10. Finally, St. John was great, because he heralded the third step in monastic life, that of chastity. St. John denounced the sins of sensuality of Herod Antipas, he denounced the primacy of the body over the spirit. The latter had first married the daughter of an Arab prince, called Aretas, then he had taken for his mistress his own sister-in-law, Herodias. By her he had had a daughter, Salome. And then Herod had an incestuous relationship with this daughter, whom he had had by his mistress. As a result of St. John’s denunciation of Herod’s iniquity and that of Herodias, he was beheaded, his head brought before Herodias on a platter. That is why Orthodox always ask for the prayers of the Baptist John in cases of brain-tumors, migraines and headaches.

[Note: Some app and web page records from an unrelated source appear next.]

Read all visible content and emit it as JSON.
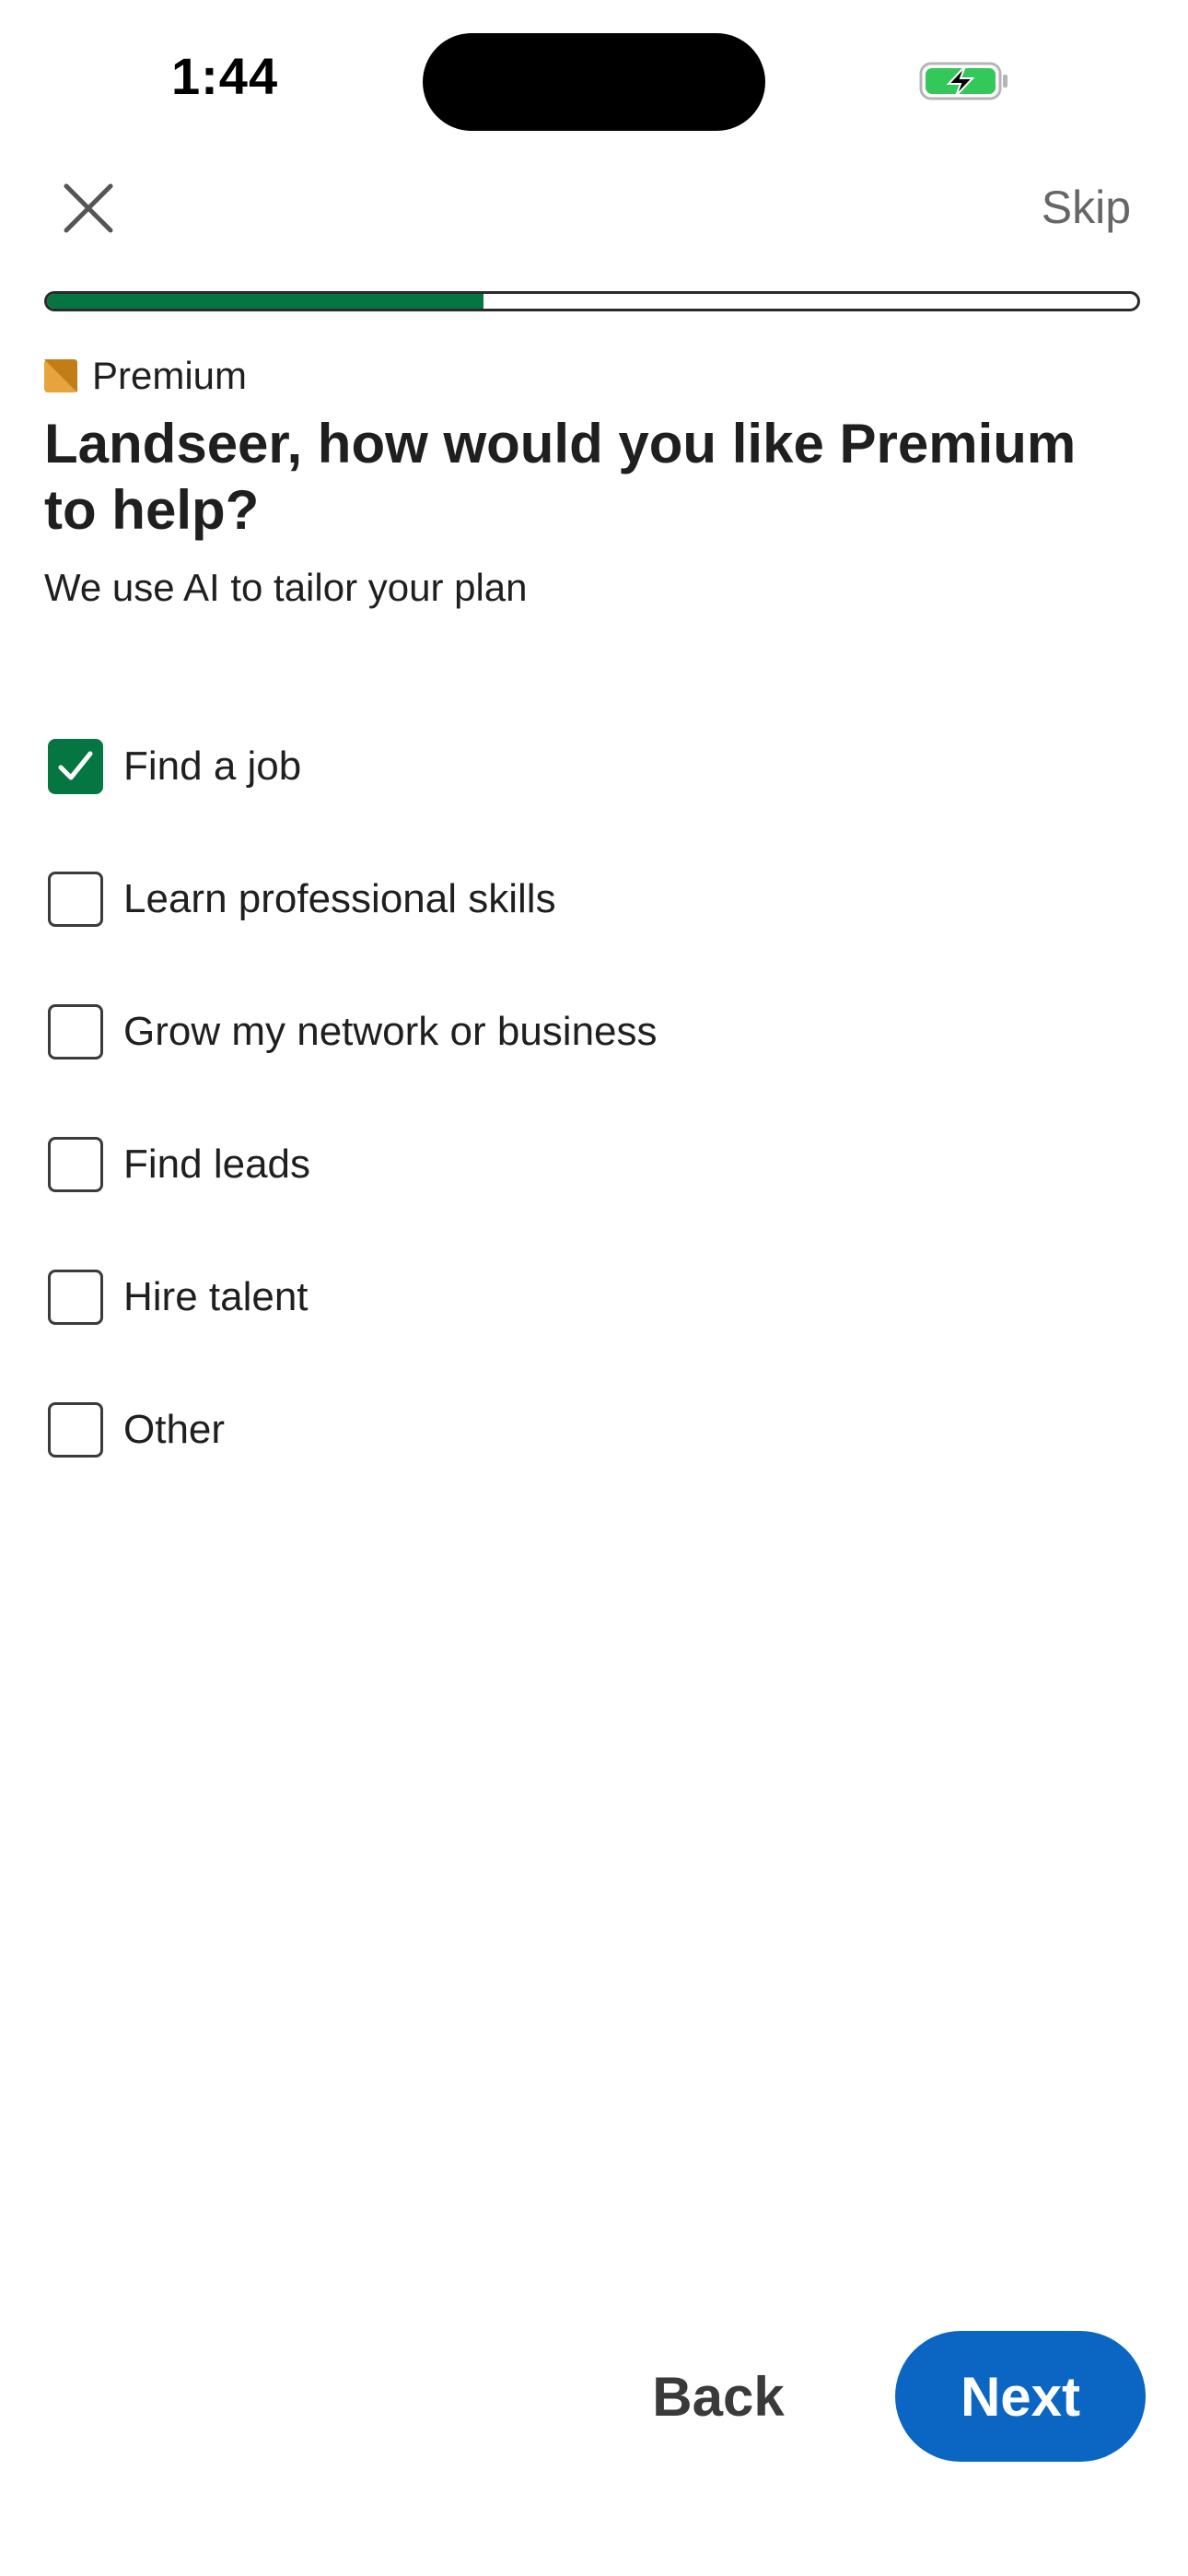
{
  "status_bar": {
    "time": "1:44",
    "battery_icon": "battery-charging-icon",
    "battery_color": "#34c759"
  },
  "header": {
    "close_icon": "close-icon",
    "skip_label": "Skip"
  },
  "progress": {
    "value": 0.4,
    "fill_color": "#057642"
  },
  "premium": {
    "icon": "premium-badge-icon",
    "label": "Premium",
    "color": "#e7a33e"
  },
  "title": "Landseer, how would you like Premium to help?",
  "subtitle": "We use AI to tailor your plan",
  "options": [
    {
      "label": "Find a job",
      "checked": true
    },
    {
      "label": "Learn professional skills",
      "checked": false
    },
    {
      "label": "Grow my network or business",
      "checked": false
    },
    {
      "label": "Find leads",
      "checked": false
    },
    {
      "label": "Hire talent",
      "checked": false
    },
    {
      "label": "Other",
      "checked": false
    }
  ],
  "footer": {
    "back_label": "Back",
    "next_label": "Next",
    "next_color": "#0a66c2"
  }
}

As we have heard, it was at Herod’s birthday-party, that Herod, excited by his daughter’s dancing, gave way to his wife’s demand to behead St. John. This is a reason why we Orthodox do not make a great fuss of our birthdays, but rather of our saints’ days. For this episode with Herod is the only time in the New Testament that we hear of a birthday, and it caused a great crime to be committed.
The punishment of Herod was terrible. Firstly, his kingdom was invaded by the Arab Prince Aretas, who was all too keen to avenge his daughter’s honour. Then Herod was exiled with all his family by the angry Romans. Exiled by them to Lerida in Spain, it was here one terrible winter that his daughter Salome fell through a hole in the ice while crossing a frozen river. As she sank into the river, the ice froze around her neck. Struggling to free herself, she moved her legs, as though dancing. At that moment, however, jagged edges of ice cut through her neck and she was beheaded. Her sinful and unrepentant body disappeared forever beneath the ice. Eyewitnesses saw her decapitated head on the ice, picked it up and took it to Herod—on a platter. As regards Herod and Herodias, they too disappeared, for they fell into a crevasse which opened up during an earthquake in Lerida. Thus, they disappeared from history, without obeying St. John’s call to repentance, swallowed by the fires beneath the earth. But as regards St. John who called and still calls to repentance—his name lives on forever.
Holy Forerunner, Prophet and Baptist John, pray to God for us! Amen.